Las Vegas Strip casino and shopping mall lost a bid on Thursday to throw out a hip hop nightclub’s lawsuit alleging it is being discriminated against because most of its patrons are black.
U.S. District Court Judge James Mahan said it was too early to make a decision until he hears more about Poetry nightclub’s claims of corporate racial bias against Caesars Palace, the Forum Shops and property owner Simon Property Group Inc.
“There’s enough here that it survives a motion to dismiss,” Mahan said from the bench at the end of a one-hour procedural hearing. The judge said that the civil lawsuit was still in early pleading stages, and called for written motions before scheduling more arguments.
Club owner Phase II Chin LLC, in a civil lawsuit filed Feb. 7, 2008, seeks unspecified monetary damages and orders prohibiting “racially-motivated” discrimination by the corporate entities. “They don’t want black patrons in this establishment,” club attorney Harold Gewerter told the judge Thursday. “They don’t come out and say they don’t want minority patrons in there. But they show it with their conduct.”
Caesars, Simon and the Forum Shops deny the discrimination bias claims, and lawyers argued that the case amounts to a lease contract dispute. They said Poetry was operating under an illegal sublease with the Wolfgang Puck restaurant, Chinois. “Any claims of any racial bias are outrageous and completely false,” Gary Thompson, spokesman for Caesars Palace owner Harrah’s Entertainment Inc., said in a telephone interview. “The actual facts will come out as the case proceeds.”
Lawyer Charles McCrea Jr., representing Forum Shops and Simon Properties, said there was no evidence of bias in the four breach of lease notices he said the property owners sent to Chinois. “We have a right to notify them the management contract violated the lease,” McCrae said. “Nothing in those notices alludes to race or demography.”
Caesars lawyer Steve Morris said the casino was even further removed from any relationship with the club. “There is no contract with Caesars,” Morris told the judge, arguing that without a contractual relationship between the club and the casino, there could be no bias.

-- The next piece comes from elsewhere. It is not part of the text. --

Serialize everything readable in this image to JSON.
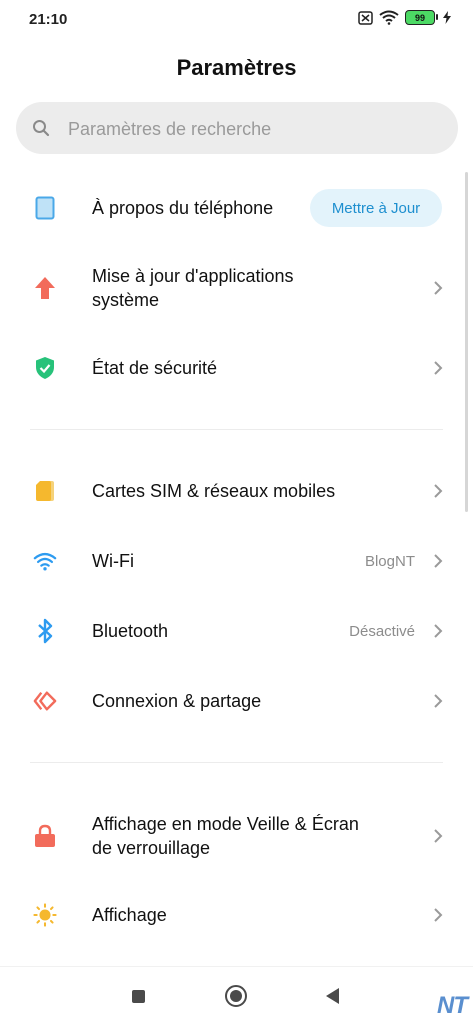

Club representatives say they have a management contract, not a sublease, to operate an after-hours club upstairs from Chinois. Gewerter argued that made the club a “third party beneficiary” of the Chinois contract with Forum Shops, Simon and Caesars.
The club, initially called OPM, opened in May 2003. The lawsuit alleges that by January 2005, Caesars, Forum Shops and Simon began “an ongoing campaign of harassment and misconduct” to force the club out.
Club manager Michael Goodwin said outside court Thursday that because his club caters to a black clientele, casino and mall managers blame it for “every negative activity in Las Vegas and around Caesars Palace having to do with African-American people.”
Goodwin denied incidents that officials cite involved club patrons, and said owners of the casino and upscale 160-store mall also imposed prohibitively expensive security requirements as a condition of allowing entry to the club through the main Forum Shops concourse-which Goodwin called “the only dignified way to enter.”
Goodwin said he employs 30 security staffers inside the club and hires four armed Las Vegas police officers per night outside the club, which is open 10 p.m. to 6 a.m. four nights a week. He said he can’t pay what he called “impossible money” for more. That means patrons in trendy club clothing have to enter by a back door and an unsightly litter-strewn service hallway.